To be considered a major power factor for competition in these disciplines, the ammo must meet certain criteria. If the ammunition meets these requirements, the shooter will not incur scoring penalties for minor power factor ammunition. Power factor is calcualted by multiplying the bullet weight times the velocity, and dividing the result by 1,000. In 1996, the minimum score to be considered major was 175. A .38 Super would need a bullet weighing 130 grains and need to travel at 1,350 feet per second to qualify as major. This was just possible for a .38 Super, but it was also close to safety limits – and there were enough problems to motivate Winchester Ammunition to collaborate with Colt's Manufacturing Company for a solution. They developed a cartridge that combined the increased magazine capacity of bullets with a diameter of 9mm. The result was the 9x23mm, and it was capable of handling the higher pressures generated by pushing a bullet that size to major power factor velocities.
The 9x23mm Winchester bullet diameter was the same as the .38 Super, so competitors already had many of the necessary reloading components for loading their own ammo. The similarities, however, between the .38 Super and the 9x23mm end here. John Ricco designed the strengthened case in 1992, which allowed about 25% higher case pressures for the 9x23 – calling it the 9x23 Super. Ricco used Winchester cases for producing his prototypes, so Winchester used his design to manufacture 9x23mm Winchester cartridges.
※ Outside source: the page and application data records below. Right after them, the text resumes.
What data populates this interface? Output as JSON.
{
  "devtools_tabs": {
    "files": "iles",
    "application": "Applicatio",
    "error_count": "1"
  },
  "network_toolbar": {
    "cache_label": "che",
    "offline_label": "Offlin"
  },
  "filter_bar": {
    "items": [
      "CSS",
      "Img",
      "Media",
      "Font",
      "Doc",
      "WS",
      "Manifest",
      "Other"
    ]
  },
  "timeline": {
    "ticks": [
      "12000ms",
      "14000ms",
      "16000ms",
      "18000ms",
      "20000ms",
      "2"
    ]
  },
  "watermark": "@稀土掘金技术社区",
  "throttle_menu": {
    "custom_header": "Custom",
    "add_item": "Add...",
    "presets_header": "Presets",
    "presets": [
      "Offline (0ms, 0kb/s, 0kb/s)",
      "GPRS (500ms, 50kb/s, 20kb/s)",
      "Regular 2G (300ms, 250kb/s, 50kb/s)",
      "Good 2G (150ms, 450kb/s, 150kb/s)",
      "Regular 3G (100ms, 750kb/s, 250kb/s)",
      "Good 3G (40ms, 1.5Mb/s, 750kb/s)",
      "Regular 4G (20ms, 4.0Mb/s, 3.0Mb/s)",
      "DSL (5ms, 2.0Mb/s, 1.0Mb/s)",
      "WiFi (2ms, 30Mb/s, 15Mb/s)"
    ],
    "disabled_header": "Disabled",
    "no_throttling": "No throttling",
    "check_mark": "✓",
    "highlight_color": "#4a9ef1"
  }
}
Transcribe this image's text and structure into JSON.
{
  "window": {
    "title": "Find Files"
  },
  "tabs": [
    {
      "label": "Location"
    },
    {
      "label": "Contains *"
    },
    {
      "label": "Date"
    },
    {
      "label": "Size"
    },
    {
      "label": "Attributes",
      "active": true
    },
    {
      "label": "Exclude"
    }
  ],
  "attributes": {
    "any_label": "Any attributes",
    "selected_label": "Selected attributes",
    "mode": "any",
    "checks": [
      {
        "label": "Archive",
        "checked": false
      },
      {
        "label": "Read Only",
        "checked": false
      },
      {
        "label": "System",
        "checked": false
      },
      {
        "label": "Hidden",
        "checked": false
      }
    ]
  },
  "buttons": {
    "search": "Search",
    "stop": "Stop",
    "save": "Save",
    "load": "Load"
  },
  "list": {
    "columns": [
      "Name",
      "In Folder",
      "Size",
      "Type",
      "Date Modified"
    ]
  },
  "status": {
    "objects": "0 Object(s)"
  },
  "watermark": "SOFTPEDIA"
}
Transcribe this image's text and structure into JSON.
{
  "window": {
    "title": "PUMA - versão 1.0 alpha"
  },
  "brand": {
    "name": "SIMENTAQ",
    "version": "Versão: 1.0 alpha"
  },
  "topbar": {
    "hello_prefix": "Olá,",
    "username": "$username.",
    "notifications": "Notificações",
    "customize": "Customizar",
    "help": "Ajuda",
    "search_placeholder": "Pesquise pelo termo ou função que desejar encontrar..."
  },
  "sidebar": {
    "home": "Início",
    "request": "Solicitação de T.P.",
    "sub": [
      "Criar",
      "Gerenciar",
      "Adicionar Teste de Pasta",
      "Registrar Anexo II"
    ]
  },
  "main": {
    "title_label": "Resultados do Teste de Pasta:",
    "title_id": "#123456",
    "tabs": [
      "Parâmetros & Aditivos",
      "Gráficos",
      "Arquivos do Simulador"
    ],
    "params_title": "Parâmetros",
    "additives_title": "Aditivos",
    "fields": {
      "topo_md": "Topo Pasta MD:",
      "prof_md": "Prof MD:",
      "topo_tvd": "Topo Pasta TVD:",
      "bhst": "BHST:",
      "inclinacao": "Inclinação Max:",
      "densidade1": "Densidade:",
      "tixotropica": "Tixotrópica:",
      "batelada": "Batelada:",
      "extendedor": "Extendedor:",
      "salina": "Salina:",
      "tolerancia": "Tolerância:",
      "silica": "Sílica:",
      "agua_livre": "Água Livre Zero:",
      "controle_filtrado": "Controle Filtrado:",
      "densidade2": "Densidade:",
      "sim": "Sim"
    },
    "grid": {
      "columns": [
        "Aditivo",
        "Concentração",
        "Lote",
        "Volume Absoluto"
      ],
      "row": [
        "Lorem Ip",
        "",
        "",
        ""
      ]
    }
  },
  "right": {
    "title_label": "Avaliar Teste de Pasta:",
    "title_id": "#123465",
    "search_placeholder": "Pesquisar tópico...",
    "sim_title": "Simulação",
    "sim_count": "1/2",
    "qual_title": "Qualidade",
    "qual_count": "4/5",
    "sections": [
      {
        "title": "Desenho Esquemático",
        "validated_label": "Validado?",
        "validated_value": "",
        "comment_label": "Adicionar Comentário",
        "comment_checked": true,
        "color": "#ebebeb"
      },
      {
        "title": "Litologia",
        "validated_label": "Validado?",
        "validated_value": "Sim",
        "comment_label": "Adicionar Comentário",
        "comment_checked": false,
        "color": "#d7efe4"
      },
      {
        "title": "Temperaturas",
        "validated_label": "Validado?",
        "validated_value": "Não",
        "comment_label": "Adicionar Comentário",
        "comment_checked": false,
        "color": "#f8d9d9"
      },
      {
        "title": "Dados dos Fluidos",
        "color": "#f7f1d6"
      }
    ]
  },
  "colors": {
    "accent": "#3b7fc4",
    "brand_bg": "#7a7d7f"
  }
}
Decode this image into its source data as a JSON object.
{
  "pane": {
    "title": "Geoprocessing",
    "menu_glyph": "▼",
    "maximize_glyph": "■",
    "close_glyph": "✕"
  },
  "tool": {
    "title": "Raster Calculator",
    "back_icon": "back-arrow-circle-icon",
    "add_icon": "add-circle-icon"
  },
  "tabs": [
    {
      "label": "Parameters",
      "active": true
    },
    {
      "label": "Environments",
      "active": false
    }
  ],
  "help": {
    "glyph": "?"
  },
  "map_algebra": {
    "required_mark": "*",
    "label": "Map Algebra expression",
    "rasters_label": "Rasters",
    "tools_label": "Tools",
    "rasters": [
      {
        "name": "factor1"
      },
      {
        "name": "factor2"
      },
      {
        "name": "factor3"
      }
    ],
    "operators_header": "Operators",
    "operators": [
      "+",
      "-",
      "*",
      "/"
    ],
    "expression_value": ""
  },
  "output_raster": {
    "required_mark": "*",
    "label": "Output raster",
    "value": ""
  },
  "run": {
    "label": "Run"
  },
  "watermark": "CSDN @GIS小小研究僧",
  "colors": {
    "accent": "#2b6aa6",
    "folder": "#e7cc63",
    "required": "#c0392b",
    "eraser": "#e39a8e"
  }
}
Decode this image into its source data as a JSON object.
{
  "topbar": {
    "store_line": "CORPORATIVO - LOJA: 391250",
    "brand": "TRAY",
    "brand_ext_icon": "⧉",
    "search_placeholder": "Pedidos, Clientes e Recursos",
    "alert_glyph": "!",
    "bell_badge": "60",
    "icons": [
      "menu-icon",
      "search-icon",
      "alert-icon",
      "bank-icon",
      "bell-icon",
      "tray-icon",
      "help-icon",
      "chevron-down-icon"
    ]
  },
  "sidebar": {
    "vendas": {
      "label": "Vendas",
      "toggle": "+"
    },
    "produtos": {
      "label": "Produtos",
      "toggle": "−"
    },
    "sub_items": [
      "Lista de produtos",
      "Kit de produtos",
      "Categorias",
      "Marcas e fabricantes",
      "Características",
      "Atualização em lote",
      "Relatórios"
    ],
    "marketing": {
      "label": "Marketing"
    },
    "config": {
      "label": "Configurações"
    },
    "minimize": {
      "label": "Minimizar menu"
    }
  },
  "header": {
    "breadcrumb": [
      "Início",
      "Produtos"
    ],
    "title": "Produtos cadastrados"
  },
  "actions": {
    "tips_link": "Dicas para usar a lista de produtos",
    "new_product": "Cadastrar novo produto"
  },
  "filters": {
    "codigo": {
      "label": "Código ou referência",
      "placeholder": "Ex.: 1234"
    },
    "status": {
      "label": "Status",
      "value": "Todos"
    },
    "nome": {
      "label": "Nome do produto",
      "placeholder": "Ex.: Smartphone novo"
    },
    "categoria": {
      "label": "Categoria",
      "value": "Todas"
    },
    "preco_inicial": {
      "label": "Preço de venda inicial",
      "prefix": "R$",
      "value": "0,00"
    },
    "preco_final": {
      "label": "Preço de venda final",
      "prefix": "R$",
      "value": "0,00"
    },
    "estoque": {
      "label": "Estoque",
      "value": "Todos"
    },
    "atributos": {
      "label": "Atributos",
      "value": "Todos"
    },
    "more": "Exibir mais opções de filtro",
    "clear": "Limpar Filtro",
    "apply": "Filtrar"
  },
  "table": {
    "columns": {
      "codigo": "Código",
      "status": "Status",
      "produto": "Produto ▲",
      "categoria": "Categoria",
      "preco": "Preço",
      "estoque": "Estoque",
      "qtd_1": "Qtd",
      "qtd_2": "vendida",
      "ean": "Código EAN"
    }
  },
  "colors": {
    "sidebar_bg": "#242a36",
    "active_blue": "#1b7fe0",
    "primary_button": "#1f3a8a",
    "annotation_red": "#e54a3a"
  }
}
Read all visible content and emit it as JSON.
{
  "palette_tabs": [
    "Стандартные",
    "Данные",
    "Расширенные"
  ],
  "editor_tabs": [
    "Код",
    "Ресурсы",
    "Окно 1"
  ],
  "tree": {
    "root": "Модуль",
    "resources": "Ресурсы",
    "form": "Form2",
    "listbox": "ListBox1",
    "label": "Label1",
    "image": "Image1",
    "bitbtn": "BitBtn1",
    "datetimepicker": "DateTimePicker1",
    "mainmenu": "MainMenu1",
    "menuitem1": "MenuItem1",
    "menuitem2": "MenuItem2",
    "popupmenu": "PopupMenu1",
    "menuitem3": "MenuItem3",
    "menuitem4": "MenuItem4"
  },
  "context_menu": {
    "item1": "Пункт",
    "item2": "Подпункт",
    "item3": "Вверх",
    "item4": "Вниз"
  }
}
This led to Ricco filing a lawsuit against Winchester, halting Winchester production for seven years, at which point the case was resolved.
The IPSC reduced the major power factor during this time from 175 to 165, which made the .38 Super a safe choice for shooters. This struck a blow to the popularity of the 9x23, since there were many users of the .38 Super. As a result, the 9x23mm became a novelty cartridge. The ballistics of the 9x23mm are actually a little better than the .357 SIG and with a higher magazine capacity. Unfortunately, perhaps due to the origins of the cartridge, it has never been accepted as a cartridge for personal protection.